This blog is a response to several converging circumstances in my sometimes-harried graduate student existence. The first is that I have reached the stage in my graduate career where I need to become a writer. That is, I need to attain some level of discipline absent from the procrastinate-panic-produce-repeat cycle of the seminar paper but necessary to the sustained trek of the dissertation. I’ve been doing a lot of work to modify my writing habits over the past year, with some efforts more successful than others, but my inescapable conclusion is that I simply need to write more. However, there’s only so much I can add to my prospectus draft on any given day, and some days, it’s nothing at all. In other words, if I need to write more, I also need more to write.

The next circumstance spurring me towards blogging is this, which my personal experience heartily confirms. For the first few years of graduate school, I avoided taking on extra commitments or projects, certain that I barely had time to get my required work done. I got everything done, because I always get things done, but I kept feeling as if I were swimming against the current. Then I started teaching my own class and nearly drowned. But once I made it through that first awful semester, I realized what I should have known all along: I always get things done. My type-A neurotic self gets hives at the thought of not following through with a commitment. I was trying to limit my commitments in order to limit my anxiety, but it wasn’t helping. And fewer commitments meant I felt constantly unproductive, which only heightened the anxiety. Adding to my responsibilities over the past year has helped me establish and maintain a much more productive work schedule.
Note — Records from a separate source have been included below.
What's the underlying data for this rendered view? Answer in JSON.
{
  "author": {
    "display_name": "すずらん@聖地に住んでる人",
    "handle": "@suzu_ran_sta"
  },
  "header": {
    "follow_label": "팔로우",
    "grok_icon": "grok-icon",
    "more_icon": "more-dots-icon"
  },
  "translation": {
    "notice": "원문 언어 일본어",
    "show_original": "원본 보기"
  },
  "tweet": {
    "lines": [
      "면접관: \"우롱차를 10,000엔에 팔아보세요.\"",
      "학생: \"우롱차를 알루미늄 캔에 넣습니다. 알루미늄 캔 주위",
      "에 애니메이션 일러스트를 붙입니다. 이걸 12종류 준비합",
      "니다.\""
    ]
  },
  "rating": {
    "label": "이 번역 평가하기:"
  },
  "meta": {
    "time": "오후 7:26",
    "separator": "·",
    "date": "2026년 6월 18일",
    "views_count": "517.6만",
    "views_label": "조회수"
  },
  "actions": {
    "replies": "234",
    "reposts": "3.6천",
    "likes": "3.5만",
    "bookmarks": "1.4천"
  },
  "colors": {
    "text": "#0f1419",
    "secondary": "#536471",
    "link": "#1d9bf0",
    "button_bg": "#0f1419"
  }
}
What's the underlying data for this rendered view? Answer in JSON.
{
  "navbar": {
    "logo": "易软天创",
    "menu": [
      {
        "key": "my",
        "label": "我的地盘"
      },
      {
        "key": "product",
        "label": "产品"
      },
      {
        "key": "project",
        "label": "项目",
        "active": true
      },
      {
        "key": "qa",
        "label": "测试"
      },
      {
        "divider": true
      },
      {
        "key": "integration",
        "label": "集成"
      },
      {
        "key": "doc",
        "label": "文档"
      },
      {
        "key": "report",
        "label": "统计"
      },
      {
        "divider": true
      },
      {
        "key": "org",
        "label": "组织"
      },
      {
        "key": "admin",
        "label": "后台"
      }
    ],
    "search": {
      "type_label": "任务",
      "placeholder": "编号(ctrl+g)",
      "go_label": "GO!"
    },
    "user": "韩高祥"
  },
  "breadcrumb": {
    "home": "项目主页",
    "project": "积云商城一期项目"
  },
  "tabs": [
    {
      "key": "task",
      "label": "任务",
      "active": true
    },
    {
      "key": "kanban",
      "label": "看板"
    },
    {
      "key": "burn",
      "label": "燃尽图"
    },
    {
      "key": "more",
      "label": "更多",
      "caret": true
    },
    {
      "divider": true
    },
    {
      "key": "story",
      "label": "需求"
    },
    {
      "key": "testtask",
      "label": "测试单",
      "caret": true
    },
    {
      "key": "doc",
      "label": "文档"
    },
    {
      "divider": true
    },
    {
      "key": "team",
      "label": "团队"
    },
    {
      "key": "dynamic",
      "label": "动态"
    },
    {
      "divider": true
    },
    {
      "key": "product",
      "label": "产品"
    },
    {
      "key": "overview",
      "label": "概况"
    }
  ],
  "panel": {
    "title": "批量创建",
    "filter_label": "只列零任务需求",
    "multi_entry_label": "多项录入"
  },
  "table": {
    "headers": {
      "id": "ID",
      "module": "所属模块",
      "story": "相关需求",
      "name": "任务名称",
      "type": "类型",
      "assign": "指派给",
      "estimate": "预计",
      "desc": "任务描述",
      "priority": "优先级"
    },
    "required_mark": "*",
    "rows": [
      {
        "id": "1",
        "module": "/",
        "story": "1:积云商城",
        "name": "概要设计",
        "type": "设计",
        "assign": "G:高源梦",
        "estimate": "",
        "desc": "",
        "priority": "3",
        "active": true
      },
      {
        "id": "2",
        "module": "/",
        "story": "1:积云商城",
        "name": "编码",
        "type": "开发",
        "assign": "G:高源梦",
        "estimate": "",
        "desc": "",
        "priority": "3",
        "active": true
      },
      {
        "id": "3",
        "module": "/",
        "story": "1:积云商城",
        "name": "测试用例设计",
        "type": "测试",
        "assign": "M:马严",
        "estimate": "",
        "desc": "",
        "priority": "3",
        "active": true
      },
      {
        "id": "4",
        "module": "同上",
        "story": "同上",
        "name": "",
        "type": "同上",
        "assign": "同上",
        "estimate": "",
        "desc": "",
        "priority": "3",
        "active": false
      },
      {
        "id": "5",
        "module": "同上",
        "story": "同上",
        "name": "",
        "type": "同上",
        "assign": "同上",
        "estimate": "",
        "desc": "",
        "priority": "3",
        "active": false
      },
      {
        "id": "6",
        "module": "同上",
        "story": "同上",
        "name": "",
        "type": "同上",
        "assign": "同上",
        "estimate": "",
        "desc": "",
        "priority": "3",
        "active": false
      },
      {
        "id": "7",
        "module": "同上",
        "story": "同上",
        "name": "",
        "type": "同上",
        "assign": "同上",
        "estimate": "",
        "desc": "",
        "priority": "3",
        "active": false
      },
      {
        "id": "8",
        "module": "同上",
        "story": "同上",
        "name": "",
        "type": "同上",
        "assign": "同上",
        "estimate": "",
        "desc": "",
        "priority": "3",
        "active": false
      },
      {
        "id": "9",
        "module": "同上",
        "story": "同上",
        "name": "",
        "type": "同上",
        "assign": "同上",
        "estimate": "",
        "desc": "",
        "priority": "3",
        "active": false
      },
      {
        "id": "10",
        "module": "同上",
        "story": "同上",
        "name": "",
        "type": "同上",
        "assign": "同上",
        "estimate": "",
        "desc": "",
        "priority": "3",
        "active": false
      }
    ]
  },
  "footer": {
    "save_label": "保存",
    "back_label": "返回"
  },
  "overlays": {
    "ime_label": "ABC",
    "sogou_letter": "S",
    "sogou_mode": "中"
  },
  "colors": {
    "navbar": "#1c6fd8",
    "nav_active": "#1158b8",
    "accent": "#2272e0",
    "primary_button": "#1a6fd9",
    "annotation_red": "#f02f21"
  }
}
But that need to thoughtfully guard and schedule my time made me a bit wary of the world of academic blogging. It had the potential to be a time-suck. I follow just a few blogs, and even that takes time. What’s more, I wasn’t sure I had anything to add to the conversation. But I read Nate Kreuter’s post on why academics should blog this morning and realized he was talking sense. I do think the work we do in the humanities is relevant, just as I think my own work has its place in a wider conversation about American culture and intellectual history. But I can’t really make much of a case for that connection if I’m just shooting my mouth off with colleagues in a bar on Friday night. A sustained engagement with a broader conversation requires something a bit more formal, but also a more accessible than the classroom or academic journals.

And finally, though as Nate points out, it’s hard to make a case for blogging as scholarship, I think it can serve a necessary professionalizing function. Most of the writing I do as a graduate student is most immediately intended for audiences whom I know well and who know me—my advisor, my writing group, my students. But the really important stuff—fellowship applications, job letters, teaching statements—goes out to strangers. There’s considerable value in cultivating a consistent, comfortable, and authoritative professional voice, and it’s my hope that blogging can assist with that.

So here goes.